“Birds get infected with a virus and start shedding the virus long before they get sick,” he said. “You cannot go into a flock of chickens and turkeys and say they’re fine.
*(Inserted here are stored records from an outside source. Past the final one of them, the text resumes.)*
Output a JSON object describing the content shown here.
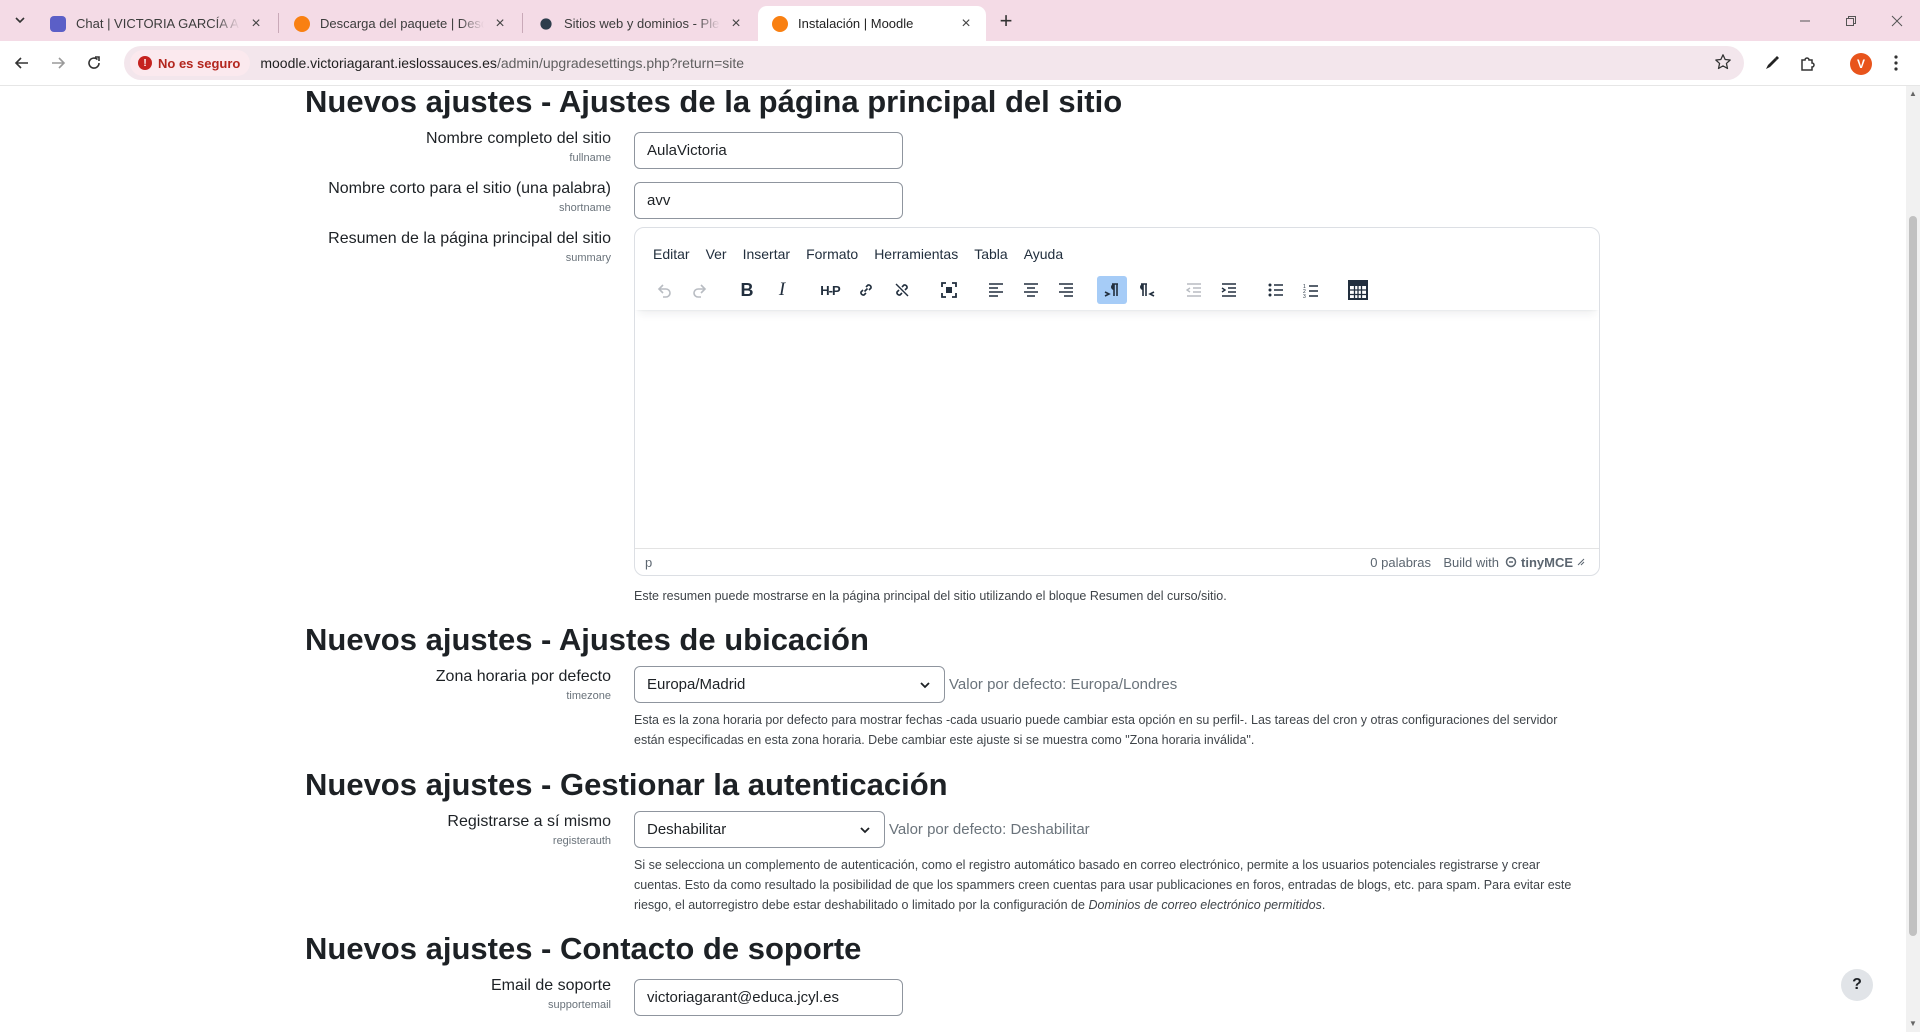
{
  "browser": {
    "tabs": [
      {
        "title": "Chat | VICTORIA GARCÍA ANTÓ",
        "favicon_color": "#5b5fc7"
      },
      {
        "title": "Descarga del paquete | Descarg",
        "favicon_color": "#f98012"
      },
      {
        "title": "Sitios web y dominios - Plesk -",
        "favicon_color": "#2d3d4c"
      },
      {
        "title": "Instalación | Moodle",
        "favicon_color": "#f98012"
      }
    ],
    "security_label": "No es seguro",
    "url_host": "moodle.victoriagarant.ieslossauces.es",
    "url_path": "/admin/upgradesettings.php?return=site",
    "profile_initial": "V"
  },
  "sections": {
    "front_page": {
      "heading": "Nuevos ajustes - Ajustes de la página principal del sitio",
      "fullname_label": "Nombre completo del sitio",
      "fullname_key": "fullname",
      "fullname_value": "AulaVictoria",
      "shortname_label": "Nombre corto para el sitio (una palabra)",
      "shortname_key": "shortname",
      "shortname_value": "avv",
      "summary_label": "Resumen de la página principal del sitio",
      "summary_key": "summary",
      "summary_help": "Este resumen puede mostrarse en la página principal del sitio utilizando el bloque Resumen del curso/sitio."
    },
    "location": {
      "heading": "Nuevos ajustes - Ajustes de ubicación",
      "timezone_label": "Zona horaria por defecto",
      "timezone_key": "timezone",
      "timezone_value": "Europa/Madrid",
      "timezone_default": "Valor por defecto: Europa/Londres",
      "timezone_help_1": "Esta es la zona horaria por defecto para mostrar fechas -cada usuario puede cambiar esta opción en su perfil-. Las tareas del cron y otras configuraciones del servidor",
      "timezone_help_2": "están especificadas en esta zona horaria. Debe cambiar este ajuste si se muestra como \"Zona horaria inválida\"."
    },
    "auth": {
      "heading": "Nuevos ajustes - Gestionar la autenticación",
      "register_label": "Registrarse a sí mismo",
      "register_key": "registerauth",
      "register_value": "Deshabilitar",
      "register_default": "Valor por defecto: Deshabilitar",
      "register_help_1": "Si se selecciona un complemento de autenticación, como el registro automático basado en correo electrónico, permite a los usuarios potenciales registrarse y crear",
      "register_help_2": "cuentas. Esto da como resultado la posibilidad de que los spammers creen cuentas para usar publicaciones en foros, entradas de blogs, etc. para spam. Para evitar este",
      "register_help_3a": "riesgo, el autorregistro debe estar deshabilitado o limitado por la configuración de ",
      "register_help_3b": "Dominios de correo electrónico permitidos",
      "register_help_3c": "."
    },
    "support": {
      "heading": "Nuevos ajustes - Contacto de soporte",
      "email_label": "Email de soporte",
      "email_key": "supportemail",
      "email_value": "victoriagarant@educa.jcyl.es"
    }
  },
  "editor": {
    "menus": [
      "Editar",
      "Ver",
      "Insertar",
      "Formato",
      "Herramientas",
      "Tabla",
      "Ayuda"
    ],
    "status_path": "p",
    "word_count": "0 palabras",
    "build_with": "Build with",
    "brand": "tinyMCE",
    "h5p_label": "H-P"
  },
  "help_button": "?"
}
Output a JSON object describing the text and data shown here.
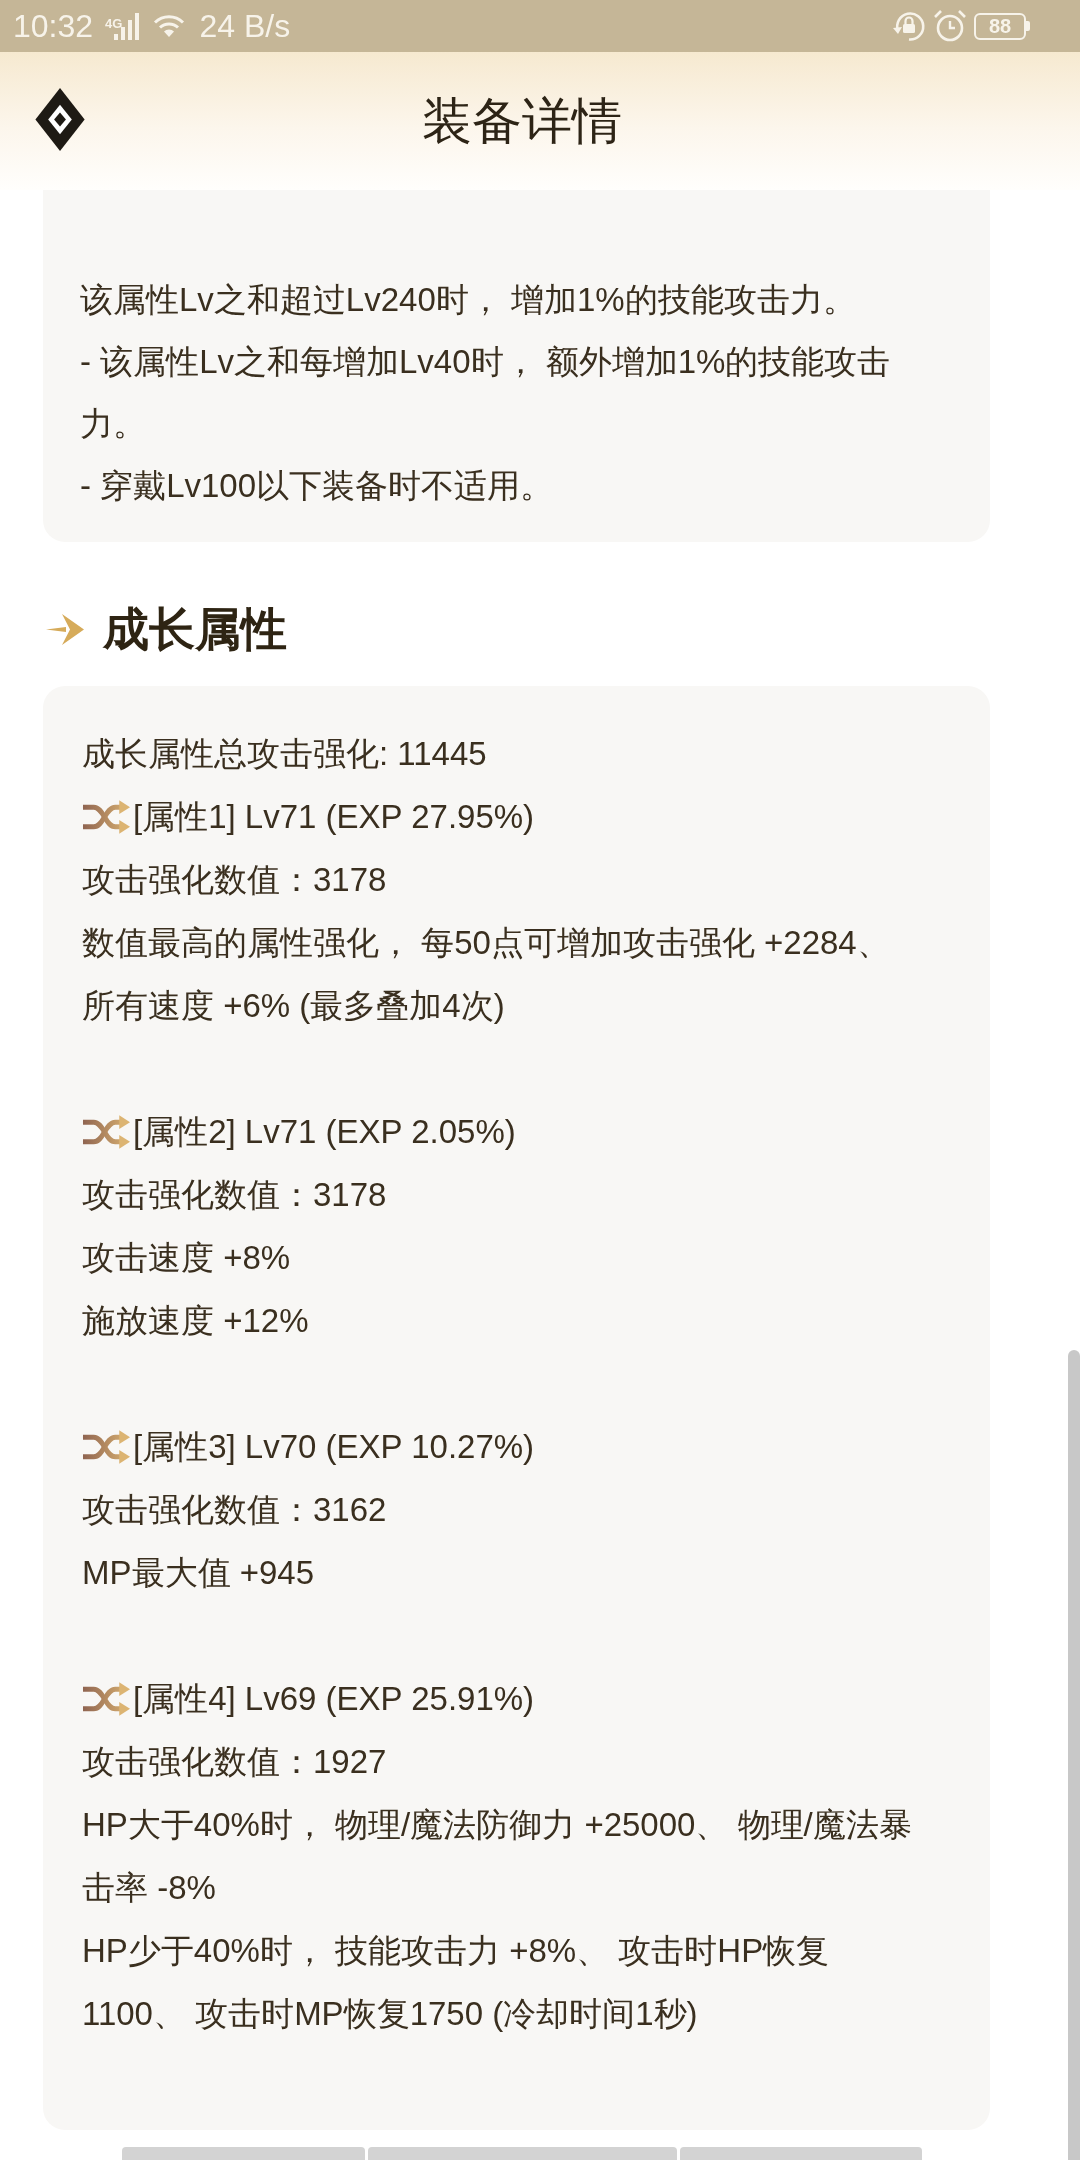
{
  "status_bar": {
    "time": "10:32",
    "network": "4G",
    "speed": "24 B/s",
    "battery": "88"
  },
  "header": {
    "title": "装备详情"
  },
  "description": {
    "paragraphs": [
      "该属性Lv之和超过Lv240时， 增加1%的技能攻击力。",
      "- 该属性Lv之和每增加Lv40时， 额外增加1%的技能攻击力。",
      "- 穿戴Lv100以下装备时不适用。"
    ]
  },
  "growth": {
    "title": "成长属性",
    "total": "成长属性总攻击强化: 11445",
    "attributes": [
      {
        "title": "[属性1] Lv71 (EXP 27.95%)",
        "lines": [
          "攻击强化数值：3178",
          "数值最高的属性强化， 每50点可增加攻击强化 +2284、",
          "所有速度 +6% (最多叠加4次)"
        ]
      },
      {
        "title": "[属性2] Lv71 (EXP 2.05%)",
        "lines": [
          "攻击强化数值：3178",
          "攻击速度 +8%",
          "施放速度 +12%"
        ]
      },
      {
        "title": "[属性3] Lv70 (EXP 10.27%)",
        "lines": [
          "攻击强化数值：3162",
          "MP最大值 +945"
        ]
      },
      {
        "title": "[属性4] Lv69 (EXP 25.91%)",
        "lines": [
          "攻击强化数值：1927",
          "HP大于40%时， 物理/魔法防御力 +25000、 物理/魔法暴击率 -8%",
          "HP少于40%时， 技能攻击力 +8%、 攻击时HP恢复1100、 攻击时MP恢复1750 (冷却时间1秒)"
        ]
      }
    ]
  }
}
They could be infected and not show signs.”

Keep eyes on all possible contamination sources

While wild birds introduced HPAI on a few farms, it was spread between farms by movement of people, vehicles and equipment.

Glisson told the audience, mostly made up of feed mill managers: “Think about feed manufacture or delivery being a potential source.” He said the risk of contamination comes from raw materials, feed mills, logistics and storage, and silos and feeders.

Along with biosecurity, Glisson said the other important lessons learned from recent HPAI outbreaks were:

  • Infected flocks must be killed quickly
  • Testing of flocks near infected flocks must be done quickly and thoroughly
  • All levels of government and industry must communicate and cooperate effectively